Based on the demands–resources model at work, the authors conclude that in the case of shared office spaces, demands are indeed present, while resources seem insufficient: this destabilizes the relationship between the variables and reduces employees’ well-being and productivity in this type of working arrangement.


Physical workspace

  • Allow the assigning and personalizing of workspaces.
  • Use barriers (solid or made of plants) or shelving to reduce visual distractions.
  • Give employees access to noise-reduction equipment (headphones, etc.).
  • Allow employees to reserve space in enclosed offices when needed.
  • Offer access to enclosed rooms that have been adapted for team meetings.
  • Create small-group workspaces (chairs and tables set up to allow for spontaneous and informal collaborative work).
  • Make available to employees a place where they can use lockers to store equipment and paper documents.

Relationship between employees and managers

  • Ensure that the relationship with managers is not simply limited to their presence; plan times for individual feedback and mentoring.
  • Set aside time for dedicated supervision or planned team meetings, eventually with screens and headphones for more privacy for the supervisory relationship.
  • Evaluate the work environment and employees’ participation in designing workspaces as part of an approach focused on the user to introduce shared office spaces.
  • Plan evaluations of work arrangements by employees and managers, to be able to adapt quickly if the environment is not optimal.


  • Analyze the type of work being done to determine whether shared office spaces are appropriate and allow employees to meet their work demands.
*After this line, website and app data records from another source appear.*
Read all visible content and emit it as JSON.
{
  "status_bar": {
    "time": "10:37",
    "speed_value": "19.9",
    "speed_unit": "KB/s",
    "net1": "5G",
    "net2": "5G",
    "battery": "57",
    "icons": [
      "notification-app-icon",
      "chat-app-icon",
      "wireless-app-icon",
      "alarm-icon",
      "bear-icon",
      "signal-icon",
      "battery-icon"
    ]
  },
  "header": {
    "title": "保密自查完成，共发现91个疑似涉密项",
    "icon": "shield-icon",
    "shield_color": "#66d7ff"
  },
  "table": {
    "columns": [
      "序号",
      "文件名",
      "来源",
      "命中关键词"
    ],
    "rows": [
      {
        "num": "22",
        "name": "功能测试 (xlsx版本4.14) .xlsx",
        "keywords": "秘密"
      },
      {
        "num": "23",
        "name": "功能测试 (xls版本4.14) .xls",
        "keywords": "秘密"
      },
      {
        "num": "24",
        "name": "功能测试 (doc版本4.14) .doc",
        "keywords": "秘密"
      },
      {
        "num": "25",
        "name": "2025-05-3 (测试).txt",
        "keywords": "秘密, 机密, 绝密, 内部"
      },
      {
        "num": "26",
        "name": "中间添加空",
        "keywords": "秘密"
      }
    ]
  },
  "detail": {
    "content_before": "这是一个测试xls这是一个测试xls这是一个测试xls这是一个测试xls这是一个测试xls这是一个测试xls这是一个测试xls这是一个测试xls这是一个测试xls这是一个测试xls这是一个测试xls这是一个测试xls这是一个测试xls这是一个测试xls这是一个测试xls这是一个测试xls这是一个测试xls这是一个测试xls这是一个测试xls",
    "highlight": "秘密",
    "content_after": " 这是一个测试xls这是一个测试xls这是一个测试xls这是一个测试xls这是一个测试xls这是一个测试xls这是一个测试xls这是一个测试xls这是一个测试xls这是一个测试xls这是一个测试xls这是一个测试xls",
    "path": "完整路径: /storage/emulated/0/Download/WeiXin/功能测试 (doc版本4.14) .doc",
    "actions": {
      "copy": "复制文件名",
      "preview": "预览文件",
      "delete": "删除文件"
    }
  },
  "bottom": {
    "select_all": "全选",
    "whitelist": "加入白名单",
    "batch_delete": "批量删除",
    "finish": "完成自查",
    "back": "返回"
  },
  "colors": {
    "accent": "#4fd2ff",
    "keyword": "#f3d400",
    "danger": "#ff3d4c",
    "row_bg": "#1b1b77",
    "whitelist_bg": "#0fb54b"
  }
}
Despite the advantages that this type of space can offer, if the set-up affects a person’s ability to do their work, it cannot be seen as a solution. Other organizational approaches could be more appropriate, which is why it is important to do in-depth analysis of the workplace.
  • Include employees in project development when it comes to change and in the decision-making process regarding the facilities by considering their opinion and their extensive work expertise: this is a winning formula. Indeed, they are the experts when it comes to their work and can therefore bring interesting ideas that apply to the work the way it is actually done.
  • Put in place a system that allows employees to give their opinion on a regular basis so you know what needs to be improved (e.g. online questionnaire, suggestion box).
  • Be sure to leave employees some room to manoeuvre by not making them use a workspace and by allowing them to move from a shared workspace to a separate space during the day, according to their needs.
  • Divide employees into sub-groups based on the type of work they do or group employees who need to work together frequently in different rooms. In this way, employees share their space with colleagues who have the same needs (e.g. the need for silence to do work that has higher psychological demands) and are exposed to smaller groups.
  • Make adjustable furniture (e.g. chairs, desks) available to employees. Given that places are not assigned, several employees from different areas will use the same workspace. It is therefore essential to ensure that everyone can be comfortable.
  • Set common rules and a clear way of working to respect all users (e.g. keep the work environment clean, wear headphones, use the phone in enclosed rooms).



Lamontagne, R., Major, M.-E., Fouquet, E., Labrecque, M.-E. (2019). Shared office spaces – what to make of them. Global-Watch Scientific Interpretation available at


Morrison, R. L., et Macky, K. A. (2017). The demands and resources arising from shared office spaces. Applied ergonomics, 60(1), 103-115.

Pierre Breton
Author: Pierre Breton